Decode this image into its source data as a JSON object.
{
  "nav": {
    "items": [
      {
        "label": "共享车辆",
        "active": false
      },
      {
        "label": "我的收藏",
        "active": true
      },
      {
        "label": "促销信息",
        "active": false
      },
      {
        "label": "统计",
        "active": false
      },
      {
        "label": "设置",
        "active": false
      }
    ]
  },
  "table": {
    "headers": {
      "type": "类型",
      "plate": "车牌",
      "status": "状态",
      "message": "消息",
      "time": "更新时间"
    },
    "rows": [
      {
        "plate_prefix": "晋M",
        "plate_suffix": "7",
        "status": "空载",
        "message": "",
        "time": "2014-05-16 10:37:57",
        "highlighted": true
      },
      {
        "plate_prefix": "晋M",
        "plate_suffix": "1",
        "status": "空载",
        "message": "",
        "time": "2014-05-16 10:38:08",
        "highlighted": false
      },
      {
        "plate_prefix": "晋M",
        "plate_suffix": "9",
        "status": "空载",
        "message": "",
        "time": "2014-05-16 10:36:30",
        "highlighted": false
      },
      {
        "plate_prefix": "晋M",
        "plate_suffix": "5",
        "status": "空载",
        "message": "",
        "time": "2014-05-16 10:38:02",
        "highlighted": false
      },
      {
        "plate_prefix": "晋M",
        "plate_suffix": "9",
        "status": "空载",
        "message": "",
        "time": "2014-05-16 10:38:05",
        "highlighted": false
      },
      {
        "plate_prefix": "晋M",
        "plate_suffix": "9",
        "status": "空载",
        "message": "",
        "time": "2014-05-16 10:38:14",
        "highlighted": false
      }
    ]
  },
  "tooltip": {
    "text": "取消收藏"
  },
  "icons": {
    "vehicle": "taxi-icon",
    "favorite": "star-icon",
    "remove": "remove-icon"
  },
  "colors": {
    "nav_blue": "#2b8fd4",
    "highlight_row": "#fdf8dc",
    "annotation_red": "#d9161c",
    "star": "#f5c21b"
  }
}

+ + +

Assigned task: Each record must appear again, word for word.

Written reply:
Decode this image into its source data as a JSON object.
{
  "nav": {
    "items": [
      {
        "label": "共享车辆",
        "active": false
      },
      {
        "label": "我的收藏",
        "active": true
      },
      {
        "label": "促销信息",
        "active": false
      },
      {
        "label": "统计",
        "active": false
      },
      {
        "label": "设置",
        "active": false
      }
    ]
  },
  "table": {
    "headers": {
      "type": "类型",
      "plate": "车牌",
      "status": "状态",
      "message": "消息",
      "time": "更新时间"
    },
    "rows": [
      {
        "plate_prefix": "晋M",
        "plate_suffix": "7",
        "status": "空载",
        "message": "",
        "time": "2014-05-16 10:37:57",
        "highlighted": true
      },
      {
        "plate_prefix": "晋M",
        "plate_suffix": "1",
        "status": "空载",
        "message": "",
        "time": "2014-05-16 10:38:08",
        "highlighted": false
      },
      {
        "plate_prefix": "晋M",
        "plate_suffix": "9",
        "status": "空载",
        "message": "",
        "time": "2014-05-16 10:36:30",
        "highlighted": false
      },
      {
        "plate_prefix": "晋M",
        "plate_suffix": "5",
        "status": "空载",
        "message": "",
        "time": "2014-05-16 10:38:02",
        "highlighted": false
      },
      {
        "plate_prefix": "晋M",
        "plate_suffix": "9",
        "status": "空载",
        "message": "",
        "time": "2014-05-16 10:38:05",
        "highlighted": false
      },
      {
        "plate_prefix": "晋M",
        "plate_suffix": "9",
        "status": "空载",
        "message": "",
        "time": "2014-05-16 10:38:14",
        "highlighted": false
      }
    ]
  },
  "tooltip": {
    "text": "取消收藏"
  },
  "icons": {
    "vehicle": "taxi-icon",
    "favorite": "star-icon",
    "remove": "remove-icon"
  },
  "colors": {
    "nav_blue": "#2b8fd4",
    "highlight_row": "#fdf8dc",
    "annotation_red": "#d9161c",
    "star": "#f5c21b"
  }
}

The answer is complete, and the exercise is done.